We researched several places to find a local bike rental and we decided on a place a couple blocks from our Airbnb in Vesterbro. The shop is called “Recycles”. They built up vintage steel frames and give them a second (or third) life. We liked this concept and figured we would support their efforts in sustainability. To our surprise the shop clerk was American. We talked with him about cycling and half way through the conversation we realized we had a mutual cycling buddy—small world. He set us up with bikes that were great rickety old tanks. Swept back bars, upright ergonomics, and a strong coaster brake. The clerk gave us the keys to our wheel locks which are a flimsy piece of steel that locks your rim to the frame. This was our only form of security as we leaned our rides against the wall of our apartment building overnight. Unlike in New York City, the bicycle were safely there come morning.
The bicycle paths were integrated into the city streets and planned in such a way that they connect canals, parks, and bridges. Priority felt given to cyclists by nature as I didn’t hear one honk—even as I slowed to check my phone for directions. The cars didn’t have to honk as we were completely separated. Bike lanes were protected not only by parked cars but by other design considerations like paths being elevated, edges expressed in cobble stone, proper signage, and mass. More importantly there were citizens of all walks of life from Copenhagen on bikes, sometimes even accessorized with pet transportation equipment. We saw all types of bikes: cruisers, road bikes, dutch bikes, cargo bikes, child transporting bikes, delivery bikes (non-motorized), even a unicycle or two. The quantity of folks was even extravagant.
Bicycle infrastructure is celebrated in Copenhagen, as both past and future representations of Danish ingenuity. The Dutch Baroque Style “Rundetaarn”, built in 1642, was a round tower observatory that was known for its 7.5 helical turn equestrian staircase. The helix walkway ascended with a barrel vault occasionally offering a view of the city through double arch windows complete with a perching bench. The thickness of the walls made these viewpoints highly desirable. I couldn’t help but think that if bicycles were around in the early 17th century this would have been one hell of a ride. Similar to the Rundetaarn, the Danish Pavilion for Expo 2010 by BIG, finds inspiration from the helix as a delicate sloping ramp for wheeled riders.

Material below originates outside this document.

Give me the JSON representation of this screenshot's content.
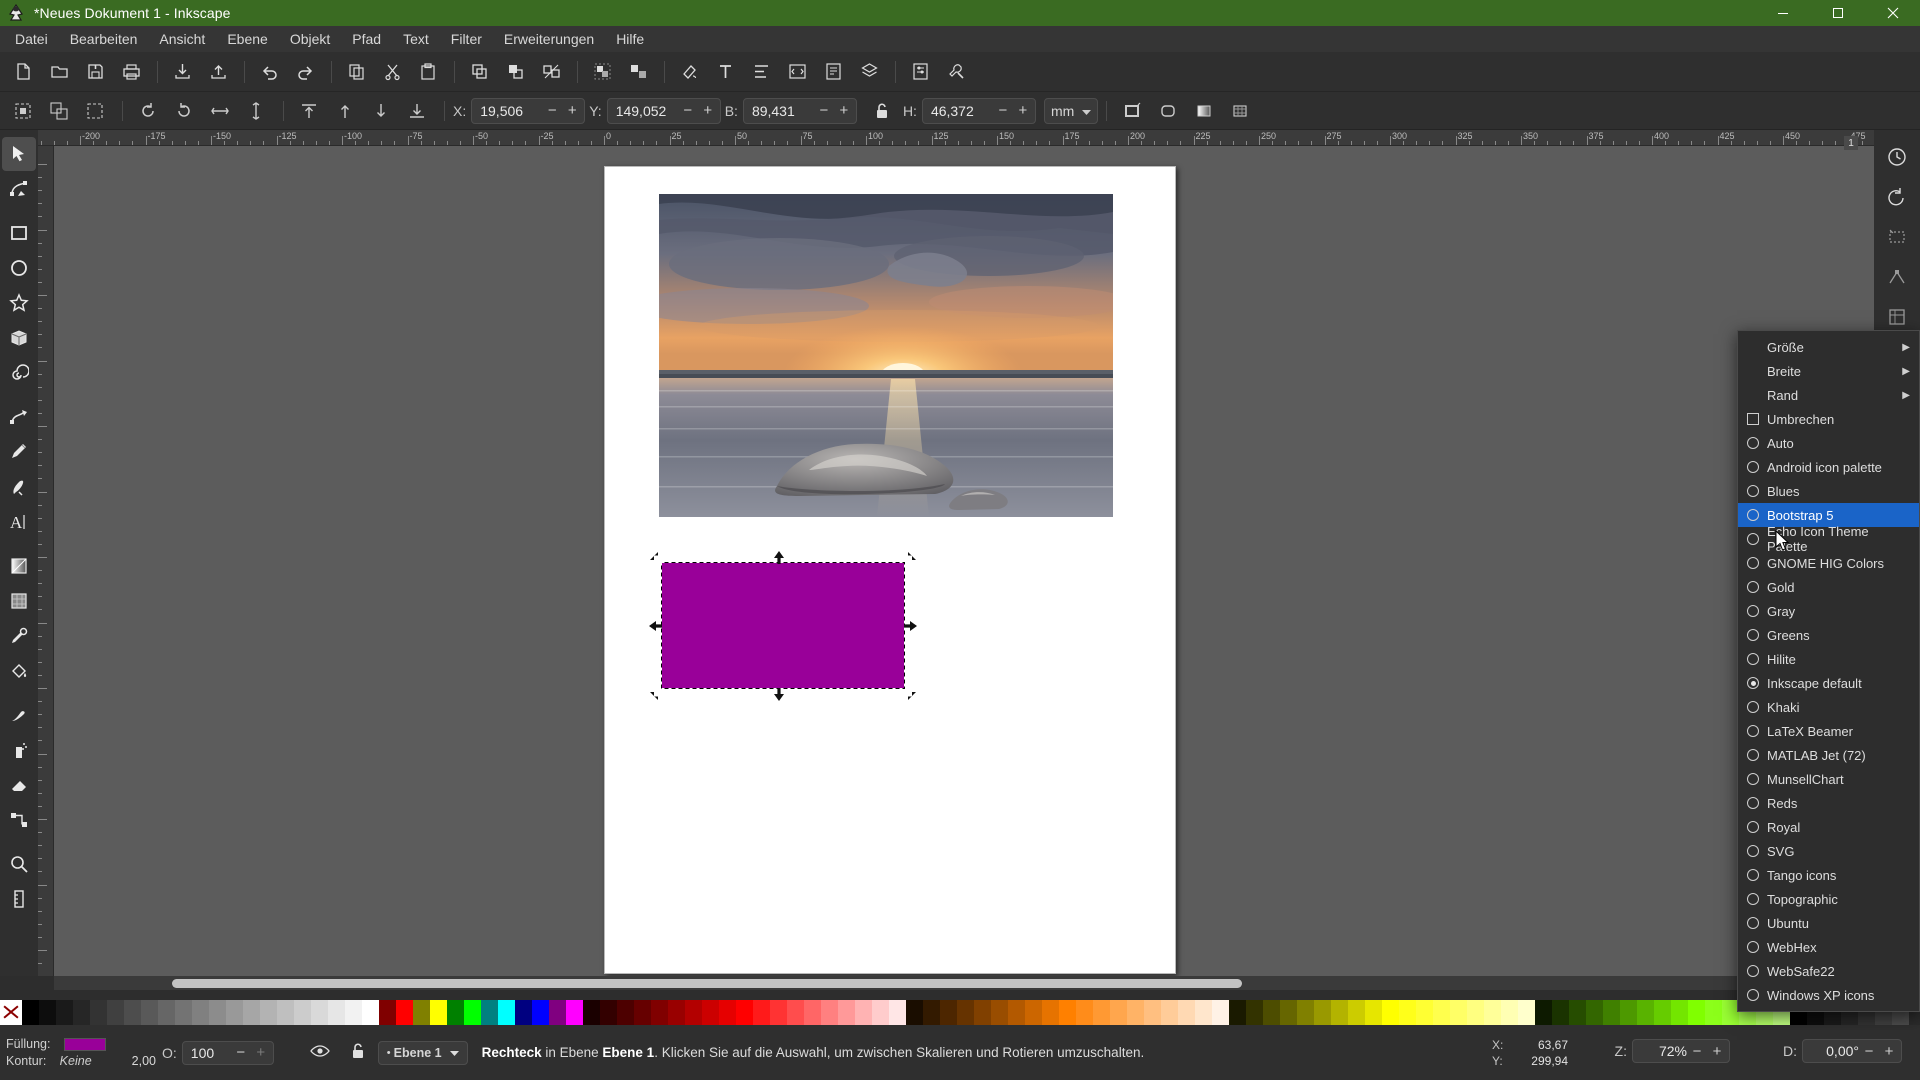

Hiding in a tiny arch at Rundetaarn. Indry By, Copenhagen.
Bikes were a big sensory layer to Copenhagen, hearing the bells, whirring of the chain friction on chainrings, and catching a view into a casual conversation between two cyclists as they whizz by. Even though we got to ride one day it reminded me of the relaxed nature of riding in Chico. Bidwell Park’s ancient trees towered over the path just as the 16th century city hovered and flanked the city streets of Copenhagen. The parked cars and pedestrians suspended in time as we jumbled through the cobblestones. The best part was that everyone was in on it. I imagined the folks on the sidewalks walking back to their bike after work or coffee with a friend. The last day we finally got some blue sky that we hadn’t seen for a week and we rode home to grab our suitcases to fly back to the city where our journey began. New York City has many years to go to be on par with Copenhagen but improving the city, advocating for more bike infrastructure, and learning from the successes of city’s such as Copenhagen, and even Chico, we can ride into the future confidently and with coolness.